Who was this Ruby? And to whom was she so dear? Carrico would never really find out. Instead, she (along with a marketing team) created a fictitious Ruby, a wanderlust coming of age in the 1930s, who was “inspired by a changing world and challenged by a generation defined by tradition.”
“We imagine she traveled, first to Chicago, then to New York, and as her ambitions grew, to San Miguel, Paris and London,” Carrico says. But she would always come back to her beloved home along Brushy Creek.
In fictitious Ruby’s heyday, Round Rock was a tiny town defined by the International-Great Northern Railroad and named for the large round rock anchored in the limestone bed of Brushy Creek.
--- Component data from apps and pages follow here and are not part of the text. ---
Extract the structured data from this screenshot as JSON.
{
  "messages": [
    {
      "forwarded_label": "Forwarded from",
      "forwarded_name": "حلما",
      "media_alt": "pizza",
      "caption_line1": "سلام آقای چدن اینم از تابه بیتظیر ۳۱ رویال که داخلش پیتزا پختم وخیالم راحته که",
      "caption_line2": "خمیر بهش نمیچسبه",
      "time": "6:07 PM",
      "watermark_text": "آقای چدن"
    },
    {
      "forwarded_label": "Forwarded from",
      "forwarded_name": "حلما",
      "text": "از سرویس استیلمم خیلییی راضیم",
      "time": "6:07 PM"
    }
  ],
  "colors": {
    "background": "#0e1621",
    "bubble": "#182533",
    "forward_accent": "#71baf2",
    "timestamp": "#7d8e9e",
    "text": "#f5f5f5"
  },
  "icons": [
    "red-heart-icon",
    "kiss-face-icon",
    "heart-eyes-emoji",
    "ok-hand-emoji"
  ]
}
The rock was used as a landmark on the Chisholm Trail (used in the post-Civil War to drive cattle overland from Texas to Kansas railheads) during the pioneer days, designating a safe low-water place to cross the creek. Wagon wheel ruts can still be seen on the solid limestone streambed.
Round Rock remained a small town throughout most of the 20th century, eventually emerging as a sleepy bedroom community of Austin. But things changed dramatically in the mid-1990s, when multinational computer technology company Dell Technologies moved its headquarters here. Round Rock’s population exploded from about 30,000 to nearly 125,000, making Round Rock one of the fastest growing cities in America.
Sports Capital of Texas
Round Rock is known for its family-friendly vibe with plenty of parks, restaurants and entertainment. But it’s also known as the “Sports Capital of Texas,” thanks in large part to Dell Diamond, home stadium of the Round Rock Express, a AAA Minor League Baseball affiliate of the Texas Rangers.
The city’s various sports venues hosted five national championship tournaments in 2018 alone, including the U.S.A. Deaf Basketball National Tournament, the Quidditch Cup 11, iSET College Table Tennis National Championships, U.S. Lacrosse Women’s Collegiate National Championship, and the Judo Senior National Championships.
With Round Rock’s obvious appeal, real estate developer Carrico could understand the local investor’s interest in building the city’s first boutique hotel in the heart of the town. After a few years of designing and building, the stylistic Ruby Hotel opened its doors in March 2019.
The architecture and interior design are unmistakably mid-century modern with uncluttered, sleek lines and daring accent walls in teal blue or green apple. Hints of the fictional Ruby are scattered about in enlarged library cards with her delicate signature or snippets of the love letter framed and hanging on the walls.
No doubt, if Ruby were here, she’d walk into the historic downtown, shop in the boutiques, dine in the restaurants and enjoy the active nightlife and live music. Perhaps, she’d indulge in one of the famous Texas-sized doughnuts from Round Rock Donuts.
Round Rockers and Austinites aren’t the only ones who see the incredible economic value of this area. In 2018, Kalahari Resorts and Conventions, owned by the Nelson family, broke ground on a $550 million, 350-acre African-themed waterpark and convention center across from Dell Diamond in Round Rock. It officially opened in November 2020, and despite launching in the midst of the pandemic, the resort surpassed its expectations for the year. Round Rock’s Kalahari resort is the fourth of its kind and houses the country’s largest waterpark along with an 80,000-squre-foot adventure park.
“Round Rock proved to be very business friendly,” a company spokesperson says about the decision to invest in Round Rock. “And it has a community and family feel that was important to the Nelson family.”